Excessive monetary injections
More than half a decade ago, the new governor of Bank of Japan (BoJ), Haruhiko Kuroda, pledged to do “whatever it takes” to achieve the 2 percent inflation target. Under his reign, the BoJ boosted quantitative and qualitative easing with negative interest rate policy.
In 2018, BoJ’s bond and stock holdings topped 100 percent of GDP. Now the BoJ is adjusting the pace of bond purchases so that its holdings would not surpass 50 percent of the GDP, which is seen to herald the eclipse of monetary accommodation.
In 2018, foreigners held an all-time high of 12 percent share of outstanding debt, yet most debt is in Japanese hands and in yens. In turn, falling rates in the U.S. and elsewhere have made Japanese bonds attractive, as long as their yields are not expected to fall much because of BoJ policy.
But times may be changing. At year-end 2018, the BoJ reduced slightly its holdings to 43 percent of all issued Japanese government bonds. It was the first quarterly fall in almost seven years. In the past five years, Japan’s government debt has climbed to 255% to GDP. As long as interest rates remain ultra-low, servicing it is affordable. But nothing lasts forever.
Moreover, the original target—sustained 2 percent inflation—has proved elusive and some argue that the BoJ’s purchases of exchange-traded funds (ETFs) are distorting the stock market.
Toward the defining moment
Japan faces more urgently the same dilemma that today burdens most advanced economies: How to support high living standard with low or no growth?
In the past three decades, Japanese living standard has increased from over $30,000 to nearly $45,000. Yet, Japan’s trend growth has plunged from 5 percent to less than 0.5 percent—over 90 percent.
Nevertheless, the Organization for Economic Cooperation and Development (OECD), the advanced economies’ think-tank, is urging Japan to triple its tax to 26 percent to achieve a large primary surplus, by spending cuts, tax increases and curbing healthcare services.
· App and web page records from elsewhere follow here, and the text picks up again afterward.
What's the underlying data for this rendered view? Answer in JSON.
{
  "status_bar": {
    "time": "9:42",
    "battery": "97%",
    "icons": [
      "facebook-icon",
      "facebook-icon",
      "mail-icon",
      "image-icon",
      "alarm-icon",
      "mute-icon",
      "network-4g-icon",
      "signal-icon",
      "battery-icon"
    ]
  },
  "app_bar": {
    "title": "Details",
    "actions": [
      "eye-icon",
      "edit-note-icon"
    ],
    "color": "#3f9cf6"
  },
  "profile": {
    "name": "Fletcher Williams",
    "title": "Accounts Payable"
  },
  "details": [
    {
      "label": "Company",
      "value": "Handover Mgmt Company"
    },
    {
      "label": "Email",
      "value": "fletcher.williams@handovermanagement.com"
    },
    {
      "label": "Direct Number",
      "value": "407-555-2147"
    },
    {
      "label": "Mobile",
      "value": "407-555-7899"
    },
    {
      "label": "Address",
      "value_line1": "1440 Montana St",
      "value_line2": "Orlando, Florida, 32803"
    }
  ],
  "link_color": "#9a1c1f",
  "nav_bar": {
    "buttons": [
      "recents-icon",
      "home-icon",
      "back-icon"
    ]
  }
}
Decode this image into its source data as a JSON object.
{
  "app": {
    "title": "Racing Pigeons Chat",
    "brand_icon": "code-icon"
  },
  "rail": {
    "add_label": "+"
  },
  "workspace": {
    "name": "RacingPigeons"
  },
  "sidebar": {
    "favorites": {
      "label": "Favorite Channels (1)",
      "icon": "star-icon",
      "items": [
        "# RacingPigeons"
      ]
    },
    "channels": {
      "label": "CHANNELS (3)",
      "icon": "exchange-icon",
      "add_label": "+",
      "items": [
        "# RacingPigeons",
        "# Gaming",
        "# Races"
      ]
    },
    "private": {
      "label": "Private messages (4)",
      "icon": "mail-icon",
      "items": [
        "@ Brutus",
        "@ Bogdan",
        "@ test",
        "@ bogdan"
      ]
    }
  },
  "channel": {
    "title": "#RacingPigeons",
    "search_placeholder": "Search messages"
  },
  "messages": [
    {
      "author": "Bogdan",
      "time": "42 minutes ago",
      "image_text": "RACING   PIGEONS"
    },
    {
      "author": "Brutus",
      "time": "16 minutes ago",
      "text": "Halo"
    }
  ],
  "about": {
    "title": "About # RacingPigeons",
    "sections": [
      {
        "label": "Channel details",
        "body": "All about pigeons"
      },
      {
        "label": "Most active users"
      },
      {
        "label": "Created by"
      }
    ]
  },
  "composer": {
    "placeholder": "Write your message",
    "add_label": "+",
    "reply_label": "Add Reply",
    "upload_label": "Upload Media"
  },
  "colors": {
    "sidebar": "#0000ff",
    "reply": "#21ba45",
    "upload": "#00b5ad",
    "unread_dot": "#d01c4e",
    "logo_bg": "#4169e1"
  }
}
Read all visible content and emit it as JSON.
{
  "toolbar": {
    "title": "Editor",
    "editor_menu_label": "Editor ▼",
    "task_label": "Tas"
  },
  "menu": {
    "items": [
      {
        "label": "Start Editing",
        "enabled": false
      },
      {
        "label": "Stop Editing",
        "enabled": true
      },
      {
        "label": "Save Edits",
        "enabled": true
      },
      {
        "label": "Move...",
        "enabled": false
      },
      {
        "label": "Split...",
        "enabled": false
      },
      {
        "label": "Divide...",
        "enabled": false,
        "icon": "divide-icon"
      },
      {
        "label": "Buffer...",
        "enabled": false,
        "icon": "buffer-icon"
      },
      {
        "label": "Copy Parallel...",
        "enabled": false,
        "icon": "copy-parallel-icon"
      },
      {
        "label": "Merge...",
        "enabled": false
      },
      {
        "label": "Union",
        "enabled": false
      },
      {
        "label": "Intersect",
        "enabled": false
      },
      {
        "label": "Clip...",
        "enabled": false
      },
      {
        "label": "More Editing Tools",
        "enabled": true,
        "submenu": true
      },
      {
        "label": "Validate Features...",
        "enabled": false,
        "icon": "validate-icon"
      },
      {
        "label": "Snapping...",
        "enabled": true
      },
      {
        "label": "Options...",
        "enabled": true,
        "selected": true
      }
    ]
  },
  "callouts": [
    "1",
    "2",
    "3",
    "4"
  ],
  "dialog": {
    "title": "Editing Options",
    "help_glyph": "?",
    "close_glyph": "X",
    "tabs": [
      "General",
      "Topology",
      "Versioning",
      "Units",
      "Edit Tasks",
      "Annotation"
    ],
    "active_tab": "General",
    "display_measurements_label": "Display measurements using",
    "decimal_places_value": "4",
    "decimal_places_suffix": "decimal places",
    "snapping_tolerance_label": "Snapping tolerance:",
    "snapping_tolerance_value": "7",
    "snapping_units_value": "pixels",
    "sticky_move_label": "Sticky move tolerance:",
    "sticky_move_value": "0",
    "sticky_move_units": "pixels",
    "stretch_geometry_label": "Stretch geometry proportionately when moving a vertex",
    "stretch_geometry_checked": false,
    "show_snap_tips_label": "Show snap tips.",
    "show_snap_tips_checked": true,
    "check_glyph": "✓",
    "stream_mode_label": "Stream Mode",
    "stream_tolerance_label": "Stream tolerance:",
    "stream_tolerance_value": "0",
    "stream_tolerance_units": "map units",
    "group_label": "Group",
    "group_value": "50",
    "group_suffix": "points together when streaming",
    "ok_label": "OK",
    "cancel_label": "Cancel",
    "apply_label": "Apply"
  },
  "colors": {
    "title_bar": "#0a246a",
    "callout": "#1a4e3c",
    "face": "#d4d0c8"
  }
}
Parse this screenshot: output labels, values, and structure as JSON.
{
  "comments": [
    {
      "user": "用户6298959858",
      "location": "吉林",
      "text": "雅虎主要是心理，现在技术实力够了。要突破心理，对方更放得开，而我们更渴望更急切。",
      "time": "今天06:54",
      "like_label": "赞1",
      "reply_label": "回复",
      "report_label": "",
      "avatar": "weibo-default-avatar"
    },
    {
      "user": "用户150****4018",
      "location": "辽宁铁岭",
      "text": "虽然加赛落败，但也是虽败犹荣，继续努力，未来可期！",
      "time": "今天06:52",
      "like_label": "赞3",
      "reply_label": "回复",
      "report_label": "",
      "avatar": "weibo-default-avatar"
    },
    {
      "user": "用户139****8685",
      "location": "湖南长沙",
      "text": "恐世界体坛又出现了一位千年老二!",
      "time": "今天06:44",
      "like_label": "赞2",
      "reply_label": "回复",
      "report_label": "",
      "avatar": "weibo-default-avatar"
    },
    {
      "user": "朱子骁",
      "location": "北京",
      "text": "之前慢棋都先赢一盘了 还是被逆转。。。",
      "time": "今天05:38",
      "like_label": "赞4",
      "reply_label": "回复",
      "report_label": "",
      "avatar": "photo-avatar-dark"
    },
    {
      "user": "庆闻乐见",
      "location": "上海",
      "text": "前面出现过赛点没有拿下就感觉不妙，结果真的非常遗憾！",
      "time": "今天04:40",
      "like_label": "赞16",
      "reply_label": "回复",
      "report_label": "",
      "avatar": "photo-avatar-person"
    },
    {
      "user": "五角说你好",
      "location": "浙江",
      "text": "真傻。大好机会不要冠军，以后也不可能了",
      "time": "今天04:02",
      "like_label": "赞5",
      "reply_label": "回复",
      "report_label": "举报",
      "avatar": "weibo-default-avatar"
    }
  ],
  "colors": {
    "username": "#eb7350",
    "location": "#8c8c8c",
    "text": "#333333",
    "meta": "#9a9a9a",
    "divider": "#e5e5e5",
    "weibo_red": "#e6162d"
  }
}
In reality, such austerity could derail remaining support structures for growth, inflation and average prosperity in Japan.
Japan is the first advanced economy in secular stagnation, but others remain in the same path. Penalizing the remaining middle-classes and working people, while sustaining the kind of privatization, liberalization and deregulation, which led to the income gap in the first place, is foolish.
To resolve structural challenges, a more realistic program is required to ensure fiscal sustainability, while raising productivity and reducing all unnecessary barriers to employment. But that’s only a start.
Japan needs a national drive to reduce its gender income gap (it ranks 110th in the 2018 Gender Gap Index) and another to attract far more immigrants (with faster naturalization). In both cases, a change of magnitude is needed; policy nibbling will go nowhere. And instead of rearmament, militarization and conflicts, Japan needs accelerated job-creation, economic development and regional cooperation.
As the world’s third-largest economy and the second-largest debt market, Tokyo’s future choices will have repercussions across the world—in good and bad.
This article was originally published in the South China Morning Post on May 1, 2019.